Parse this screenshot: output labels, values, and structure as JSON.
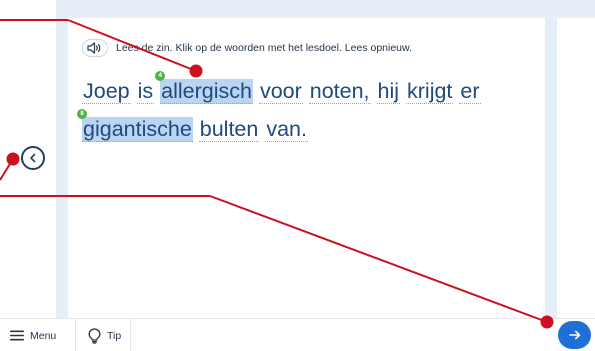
{
  "instruction": {
    "text": "Lees de zin. Klik op de woorden met het lesdoel. Lees opnieuw.",
    "audio_icon": "speaker-icon"
  },
  "sentence": {
    "w1": "Joep",
    "w2": "is",
    "w3": "allergisch",
    "w3_badge": "4",
    "w4": "voor",
    "w5": "noten,",
    "w6": "hij",
    "w7": "krijgt",
    "w8": "er",
    "w9": "gigantische",
    "w9_badge": "8",
    "w10": "bulten",
    "w11": "van."
  },
  "bottombar": {
    "menu_label": "Menu",
    "menu_icon": "hamburger-icon",
    "tip_label": "Tip",
    "tip_icon": "lightbulb-icon"
  },
  "nav": {
    "back_icon": "chevron-left-icon",
    "next_icon": "arrow-right-icon"
  },
  "colors": {
    "highlight": "#b9d5f2",
    "badge": "#4fb248",
    "text_blue": "#1f4a80",
    "next_button": "#1e6fd6",
    "annotation_red": "#cc1020",
    "panel_band": "#e6eef8"
  }
}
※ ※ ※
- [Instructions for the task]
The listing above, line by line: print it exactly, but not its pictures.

- [The answer]
Parse this screenshot: output labels, values, and structure as JSON.
{
  "instruction": {
    "text": "Lees de zin. Klik op de woorden met het lesdoel. Lees opnieuw.",
    "audio_icon": "speaker-icon"
  },
  "sentence": {
    "w1": "Joep",
    "w2": "is",
    "w3": "allergisch",
    "w3_badge": "4",
    "w4": "voor",
    "w5": "noten,",
    "w6": "hij",
    "w7": "krijgt",
    "w8": "er",
    "w9": "gigantische",
    "w9_badge": "8",
    "w10": "bulten",
    "w11": "van."
  },
  "bottombar": {
    "menu_label": "Menu",
    "menu_icon": "hamburger-icon",
    "tip_label": "Tip",
    "tip_icon": "lightbulb-icon"
  },
  "nav": {
    "back_icon": "chevron-left-icon",
    "next_icon": "arrow-right-icon"
  },
  "colors": {
    "highlight": "#b9d5f2",
    "badge": "#4fb248",
    "text_blue": "#1f4a80",
    "next_button": "#1e6fd6",
    "annotation_red": "#cc1020",
    "panel_band": "#e6eef8"
  }
}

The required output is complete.